by Claire Spinka, M.A.
In psychology and the medical community, we call the phenomenon of psychological distress manifesting into physical pain, somatization (APA, 2022). It is likely that at one time or another in our lives, we have experienced somatization. For example, the feeling of nausea before performing in a play. A headache after a long day of work. Alternatively, tight muscles in your jaw can lead to teeth grinding in your sleep. People often go to medical doctors to seek treatment for their somatic symptoms. Approximately 16-34% of patients have these unexplained symptoms in primary care settings. Making somatization one of the most under-recognized and under-treated mental health concerns (Cariello et al., 2020).
Risk factors for somatization, particularly somatization of the gut (as seen in IBS), are anxiety, life stressors, chronic illness, poor emotional support, and increased age. A study performed by Bennett and colleagues found that 98% of people who experience IBS symptoms have chronic stress in role change, illness, employment, marital, finances, and housing (Bennett et al., 1998).
One cannot look at the experience of somatization without investigating the influence of culture. Humans are cultural beings. How we navigate life is heavily indoctrinated with messages we have learned about our culture, beginning in utero. For example, in somatic research, there have been diverse reports of the intensity, frequency, and duration of symptoms based on culture (Schacter, 2021). To make sense of the disparity, one must be aware of how different cultures speak about their symptoms. Much of the Spanish language includes the intersection of psychological and bodily sensations (Escovar et al., 2018). In English, there is far more separation between mind and body distress or pain.
So, what are effective treatments for somatization? In general, having a collaborative treatment team, which may include a mental health professional, is ideal. Suppose you are experiencing somatization and are interested in therapy. In that case, joining a chronic pain group is a great way to meet a community of others who can relate to the experience of pain. A common misconception about somatization is that the pain is not real. This is entirely false. Pain is pain; you deserve not to feel invalidated for your experiences.
In therapy, clients can work with a mental health professional to create effective coping skills to manage and hopefully decrease pain symptoms. Whether in a group therapy context or individual therapy, the therapist may encourage you to think back to how your parents or other notable caregivers in your past dealt with pain. Were they punitive? Anxious? Dismissive? As I mentioned previously, humans are cultural beings, and how we express pain is often mirrored by what we see or what is appropriate in our early childhood.

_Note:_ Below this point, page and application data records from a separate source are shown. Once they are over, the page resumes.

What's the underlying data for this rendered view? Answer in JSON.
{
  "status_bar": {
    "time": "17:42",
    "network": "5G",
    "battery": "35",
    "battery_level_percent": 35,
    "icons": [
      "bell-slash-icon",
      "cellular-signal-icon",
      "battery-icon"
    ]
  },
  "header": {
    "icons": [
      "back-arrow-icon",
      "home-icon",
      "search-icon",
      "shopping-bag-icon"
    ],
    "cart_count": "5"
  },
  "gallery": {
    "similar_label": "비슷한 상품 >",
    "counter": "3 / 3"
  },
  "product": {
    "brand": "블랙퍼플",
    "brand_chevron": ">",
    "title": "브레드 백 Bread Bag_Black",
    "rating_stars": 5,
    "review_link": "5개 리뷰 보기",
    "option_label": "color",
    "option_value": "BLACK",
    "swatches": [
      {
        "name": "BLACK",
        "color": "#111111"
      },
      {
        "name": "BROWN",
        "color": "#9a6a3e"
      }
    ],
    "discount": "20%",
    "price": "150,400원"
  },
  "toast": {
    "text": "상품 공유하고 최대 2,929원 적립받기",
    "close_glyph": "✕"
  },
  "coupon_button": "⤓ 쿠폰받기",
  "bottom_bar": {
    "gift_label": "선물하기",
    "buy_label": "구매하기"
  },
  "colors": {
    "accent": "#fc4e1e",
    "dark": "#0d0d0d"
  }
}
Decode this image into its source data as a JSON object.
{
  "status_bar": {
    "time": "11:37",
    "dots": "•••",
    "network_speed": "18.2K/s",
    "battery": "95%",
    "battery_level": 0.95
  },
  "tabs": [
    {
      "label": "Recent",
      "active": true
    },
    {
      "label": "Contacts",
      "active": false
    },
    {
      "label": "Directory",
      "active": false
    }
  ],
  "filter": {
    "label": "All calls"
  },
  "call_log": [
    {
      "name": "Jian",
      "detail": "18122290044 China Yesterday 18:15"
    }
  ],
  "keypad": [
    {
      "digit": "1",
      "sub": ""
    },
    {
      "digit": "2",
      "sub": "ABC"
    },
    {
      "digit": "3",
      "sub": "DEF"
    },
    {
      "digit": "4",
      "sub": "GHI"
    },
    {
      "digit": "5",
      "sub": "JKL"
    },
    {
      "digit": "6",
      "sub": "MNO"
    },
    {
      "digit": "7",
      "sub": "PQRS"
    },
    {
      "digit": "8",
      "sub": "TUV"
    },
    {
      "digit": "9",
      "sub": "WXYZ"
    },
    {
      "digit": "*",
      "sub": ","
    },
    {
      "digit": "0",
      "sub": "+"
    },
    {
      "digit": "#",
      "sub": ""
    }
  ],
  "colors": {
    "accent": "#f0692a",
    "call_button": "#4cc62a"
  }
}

You do not have to be alone in your experience of pain. Pain can be isolating and remove you from your social supports. After reading this, if you believe you are experiencing somatic symptoms that alter your functioning in the essential areas of your life (occupationally, socially, academically, etc.). Please do not hesitate to reach out to Interaction Dynamics. At Interaction Dynamics, we host a chronic pain group and competent therapists who can help navigate you through this difficult time.
If you are interested in a chronic pain group, please email Dr. Rachel Goldfarb at firstname.lastname@example.org. If interested in individual therapy, please email Dr. Amanda Gerber at email@example.com.
American Psychological Association. (n.d.). Apa Dictionary of Psychology. American Psychological Association. Retrieved March 29, 2022, from https://dictionary.apa.org/somatization
Bennett, E. J., Piesse, C., Palmer, K., Badcock, C. A., Tennant, C. C., & Kellow, J. E. (1998). Functional gastrointestinal disorders: psychological, social, and somatic features. Gut, 42(3), 414-420.
Cariello AN, Perrin PB, Morlett- Paredes A. Influence of resilience on the relations among acculturative stress, somatization, and anxiety in latinx immigrants. Brain Behav. 2020;10:e01863. https://doi. org/10.1002/brb3.1863
Escovar, E. L., Craske, M., Roy-Byrne, P., Stein, M. B., Sullivan, G., Sherbourne, C. D., ... & Chavira, D. A. (2018). Cultural influences on mental health symptoms in a primary care sample of Latinx patients. Journal of anxiety disorders, 55, 39-47.
Schacter, H. L. (2021). Effects of peer victimization on child and adolescent physical health. Pediatrics, 147(1).